  • Topical Clobetasol Propionate: Only Use to Treat Severe Skin Disorders
    (June 2018)
    All but one of the clobetasol propionate products are classified as super-high potency topical corticosteroids. They are approximately 1,000 times more potent than over-the-counter 1-percent hydrocortisone. This article offers advice on how to use these products safely.

Additional Information from Public Citizen

  • (July 1, 2018)
    Public Citizen petitioned the Food and Drug Administration (FDA) to ban the sale of the widely prescribed gout drug febuxostat (sold under the brand name Uloric) because use of the drug increases the risk of death compared with alternative therapies and there exist other effective medications that have been approved by the FDA for treatment of gout that have a lower risk of death.

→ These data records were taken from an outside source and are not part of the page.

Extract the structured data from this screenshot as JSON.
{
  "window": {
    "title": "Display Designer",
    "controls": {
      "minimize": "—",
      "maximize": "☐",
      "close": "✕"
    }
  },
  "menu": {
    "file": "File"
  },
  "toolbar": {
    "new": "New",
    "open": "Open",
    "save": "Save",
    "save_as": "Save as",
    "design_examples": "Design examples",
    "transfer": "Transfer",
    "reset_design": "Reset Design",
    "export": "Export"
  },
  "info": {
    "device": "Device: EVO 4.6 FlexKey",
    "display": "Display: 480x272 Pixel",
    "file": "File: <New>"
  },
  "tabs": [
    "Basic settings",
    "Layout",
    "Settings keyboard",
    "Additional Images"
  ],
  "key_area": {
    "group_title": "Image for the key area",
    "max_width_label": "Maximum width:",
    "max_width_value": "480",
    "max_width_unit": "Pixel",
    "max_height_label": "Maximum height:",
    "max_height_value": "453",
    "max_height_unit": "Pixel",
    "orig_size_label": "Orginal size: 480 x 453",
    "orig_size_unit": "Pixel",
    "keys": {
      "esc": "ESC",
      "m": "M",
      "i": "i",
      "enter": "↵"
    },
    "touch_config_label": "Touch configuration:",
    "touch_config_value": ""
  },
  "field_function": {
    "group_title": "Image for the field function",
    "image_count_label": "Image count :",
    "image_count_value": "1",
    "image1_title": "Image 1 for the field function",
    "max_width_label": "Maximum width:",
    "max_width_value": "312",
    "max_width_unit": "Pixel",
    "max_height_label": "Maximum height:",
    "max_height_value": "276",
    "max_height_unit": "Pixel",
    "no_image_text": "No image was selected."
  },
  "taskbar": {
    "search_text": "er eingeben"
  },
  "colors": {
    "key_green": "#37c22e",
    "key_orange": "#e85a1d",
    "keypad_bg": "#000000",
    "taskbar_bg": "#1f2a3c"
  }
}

  • (July 1, 2018)
    In testimony before a meeting of the Food and Drug Administration’s (FDA’s) Anesthetic and Analgesic Drug Products Advisory Committee and the Drug Safety and Risk Management Advisory Committee, Public Citizen urged the committee to recommend that the FDA reject new drug application submitted by Pain Therapeutics for oxycodone extended-release capsules for management of pain severe enough to require daily, around-the-clock, long-term opioid treatment and for which alternative treatment options are inadequate
  • (May 25, 2018)
    The Food and Drug Administration (FDA) agreed with Public Citizen that over-the-counter oral health care products containing benzocaine should never be used in infants under any circumstances, even with the advice and supervision of a health care professional, because of the risk of methemoglobinemia, a life-threatening blood disorder that impairs the body’s ability to use oxygen.
  • (May 23, 2018)
    The FDA’s action today to protect infants and children from exposure to over-the-counter oral health products containing benzocaine, which can cause methemoglobinemia, a life-threatening blood disorder that impairs the body’s ability to use oxygen, comes too late for some infants and children.
  • (May 22, 2018)
    In testimony before a meeting of the Food and Drug Administration’s (FDA’s) Anesthetic and Analgesic Drug Products Advisory Committee and the Drug Safety and Risk Management Advisory Committee, Public Citizen urged the committee to recommend that the FDA reject INSYS Development Company’s new drug application for buprenorphine sublingual spray for the treatment of moderate-to-severe acute pain where the use of an opioid analgesic is appropriate because the risks of the drug outweigh the benefits.